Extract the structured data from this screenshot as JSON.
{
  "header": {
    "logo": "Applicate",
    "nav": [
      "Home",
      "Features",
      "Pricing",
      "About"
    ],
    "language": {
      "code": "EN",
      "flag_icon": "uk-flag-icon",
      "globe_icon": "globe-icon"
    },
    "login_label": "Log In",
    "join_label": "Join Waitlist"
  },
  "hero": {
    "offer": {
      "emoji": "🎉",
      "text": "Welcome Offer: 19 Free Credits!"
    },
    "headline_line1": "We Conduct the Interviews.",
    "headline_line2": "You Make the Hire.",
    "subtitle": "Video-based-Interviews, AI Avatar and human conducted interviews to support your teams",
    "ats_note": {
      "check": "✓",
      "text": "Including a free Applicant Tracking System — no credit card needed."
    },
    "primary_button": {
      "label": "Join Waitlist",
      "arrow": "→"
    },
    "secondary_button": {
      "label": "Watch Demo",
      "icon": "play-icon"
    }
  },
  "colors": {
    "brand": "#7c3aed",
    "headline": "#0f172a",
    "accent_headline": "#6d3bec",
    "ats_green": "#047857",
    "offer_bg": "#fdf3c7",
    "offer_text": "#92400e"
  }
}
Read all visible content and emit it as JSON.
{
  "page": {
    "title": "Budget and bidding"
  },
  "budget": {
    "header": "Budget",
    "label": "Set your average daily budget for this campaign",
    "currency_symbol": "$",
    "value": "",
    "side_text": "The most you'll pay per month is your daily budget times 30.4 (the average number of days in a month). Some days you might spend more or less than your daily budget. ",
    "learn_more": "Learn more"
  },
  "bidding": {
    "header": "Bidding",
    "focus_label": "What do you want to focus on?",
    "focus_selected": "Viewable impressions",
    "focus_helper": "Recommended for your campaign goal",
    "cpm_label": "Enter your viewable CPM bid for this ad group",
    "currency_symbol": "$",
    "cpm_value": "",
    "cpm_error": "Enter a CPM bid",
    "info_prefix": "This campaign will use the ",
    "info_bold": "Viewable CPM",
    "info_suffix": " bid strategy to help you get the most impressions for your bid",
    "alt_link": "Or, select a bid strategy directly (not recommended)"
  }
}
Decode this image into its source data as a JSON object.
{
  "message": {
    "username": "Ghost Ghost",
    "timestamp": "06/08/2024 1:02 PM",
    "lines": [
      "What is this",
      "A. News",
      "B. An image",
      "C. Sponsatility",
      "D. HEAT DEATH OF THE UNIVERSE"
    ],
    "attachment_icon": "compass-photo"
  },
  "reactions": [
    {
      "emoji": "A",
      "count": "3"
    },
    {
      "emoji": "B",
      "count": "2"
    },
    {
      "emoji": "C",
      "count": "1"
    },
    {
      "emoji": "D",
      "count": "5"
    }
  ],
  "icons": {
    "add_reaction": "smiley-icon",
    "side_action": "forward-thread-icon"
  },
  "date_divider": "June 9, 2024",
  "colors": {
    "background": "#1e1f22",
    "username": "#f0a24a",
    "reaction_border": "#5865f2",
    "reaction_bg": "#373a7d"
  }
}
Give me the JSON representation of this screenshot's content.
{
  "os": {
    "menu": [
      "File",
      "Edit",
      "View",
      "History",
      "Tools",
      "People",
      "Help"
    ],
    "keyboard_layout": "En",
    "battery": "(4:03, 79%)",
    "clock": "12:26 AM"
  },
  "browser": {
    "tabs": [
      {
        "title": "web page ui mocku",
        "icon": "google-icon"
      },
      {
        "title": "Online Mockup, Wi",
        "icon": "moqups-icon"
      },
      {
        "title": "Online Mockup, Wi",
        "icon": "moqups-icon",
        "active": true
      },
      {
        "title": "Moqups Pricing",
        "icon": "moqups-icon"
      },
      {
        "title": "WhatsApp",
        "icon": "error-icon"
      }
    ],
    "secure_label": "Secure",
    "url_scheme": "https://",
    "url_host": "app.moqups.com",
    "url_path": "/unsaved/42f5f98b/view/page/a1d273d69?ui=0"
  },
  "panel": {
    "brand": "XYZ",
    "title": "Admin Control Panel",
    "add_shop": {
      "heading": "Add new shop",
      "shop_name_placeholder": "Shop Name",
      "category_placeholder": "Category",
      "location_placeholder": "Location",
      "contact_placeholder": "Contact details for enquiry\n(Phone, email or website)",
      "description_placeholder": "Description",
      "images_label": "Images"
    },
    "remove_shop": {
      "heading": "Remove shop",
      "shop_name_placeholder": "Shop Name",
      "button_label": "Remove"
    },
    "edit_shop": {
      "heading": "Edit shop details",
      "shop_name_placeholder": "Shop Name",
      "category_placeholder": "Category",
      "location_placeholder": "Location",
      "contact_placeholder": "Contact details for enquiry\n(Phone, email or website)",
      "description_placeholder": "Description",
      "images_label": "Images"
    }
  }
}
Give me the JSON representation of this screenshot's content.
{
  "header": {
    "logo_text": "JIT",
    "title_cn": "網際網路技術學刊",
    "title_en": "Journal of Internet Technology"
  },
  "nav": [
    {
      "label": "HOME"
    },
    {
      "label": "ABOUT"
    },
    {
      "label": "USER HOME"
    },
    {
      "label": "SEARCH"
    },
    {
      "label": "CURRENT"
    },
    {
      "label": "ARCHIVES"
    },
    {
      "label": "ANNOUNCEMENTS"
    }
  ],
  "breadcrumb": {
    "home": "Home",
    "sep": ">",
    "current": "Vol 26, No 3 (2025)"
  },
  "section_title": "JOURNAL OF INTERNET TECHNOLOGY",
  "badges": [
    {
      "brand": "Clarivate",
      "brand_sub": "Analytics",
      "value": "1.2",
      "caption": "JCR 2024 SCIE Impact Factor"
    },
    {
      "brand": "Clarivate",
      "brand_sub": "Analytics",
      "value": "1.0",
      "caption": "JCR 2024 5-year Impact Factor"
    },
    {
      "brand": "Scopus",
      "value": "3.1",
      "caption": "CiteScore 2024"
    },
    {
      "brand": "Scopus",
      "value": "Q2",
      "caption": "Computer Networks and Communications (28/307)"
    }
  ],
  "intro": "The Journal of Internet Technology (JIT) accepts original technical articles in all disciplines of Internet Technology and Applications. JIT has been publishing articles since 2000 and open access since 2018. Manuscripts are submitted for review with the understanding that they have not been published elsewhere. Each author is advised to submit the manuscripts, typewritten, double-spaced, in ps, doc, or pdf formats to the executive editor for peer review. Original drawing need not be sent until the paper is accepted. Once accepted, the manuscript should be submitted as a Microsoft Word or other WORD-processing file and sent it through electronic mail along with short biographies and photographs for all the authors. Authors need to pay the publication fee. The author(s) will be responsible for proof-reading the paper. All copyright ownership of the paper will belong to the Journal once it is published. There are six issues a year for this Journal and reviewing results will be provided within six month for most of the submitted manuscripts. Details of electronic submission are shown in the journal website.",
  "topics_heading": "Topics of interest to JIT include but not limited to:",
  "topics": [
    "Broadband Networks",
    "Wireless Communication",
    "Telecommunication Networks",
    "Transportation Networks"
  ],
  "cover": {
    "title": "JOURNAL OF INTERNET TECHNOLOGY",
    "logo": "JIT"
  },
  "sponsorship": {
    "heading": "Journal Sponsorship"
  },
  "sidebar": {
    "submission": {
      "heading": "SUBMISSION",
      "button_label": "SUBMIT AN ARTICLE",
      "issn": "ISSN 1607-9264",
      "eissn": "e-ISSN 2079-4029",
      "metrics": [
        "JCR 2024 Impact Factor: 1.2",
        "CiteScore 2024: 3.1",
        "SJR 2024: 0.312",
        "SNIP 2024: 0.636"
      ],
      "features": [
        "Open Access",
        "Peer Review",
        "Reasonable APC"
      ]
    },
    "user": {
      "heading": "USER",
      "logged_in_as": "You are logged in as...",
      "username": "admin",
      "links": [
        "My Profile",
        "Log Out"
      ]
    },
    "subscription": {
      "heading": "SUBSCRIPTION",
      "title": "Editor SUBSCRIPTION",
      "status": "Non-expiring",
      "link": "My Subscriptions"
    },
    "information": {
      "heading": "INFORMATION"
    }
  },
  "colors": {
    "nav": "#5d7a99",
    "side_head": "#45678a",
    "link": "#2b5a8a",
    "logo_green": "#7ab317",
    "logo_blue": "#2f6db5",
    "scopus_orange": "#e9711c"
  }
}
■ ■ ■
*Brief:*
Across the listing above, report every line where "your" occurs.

*Solution to the exercise:*
    "subtitle": "Video-based-Interviews, AI Avatar and human conducted interviews to support your teams",
    "label": "Set your average daily budget for this campaign",
    "side_text": "The most you'll pay per month is your daily budget times 30.4 (the average number of days in a month). Some days you might spend more or less than your daily budget. ",
    "focus_helper": "Recommended for your campaign goal",
    "cpm_label": "Enter your viewable CPM bid for this ad group",
    "info_suffix": " bid strategy to help you get the most impressions for your bid",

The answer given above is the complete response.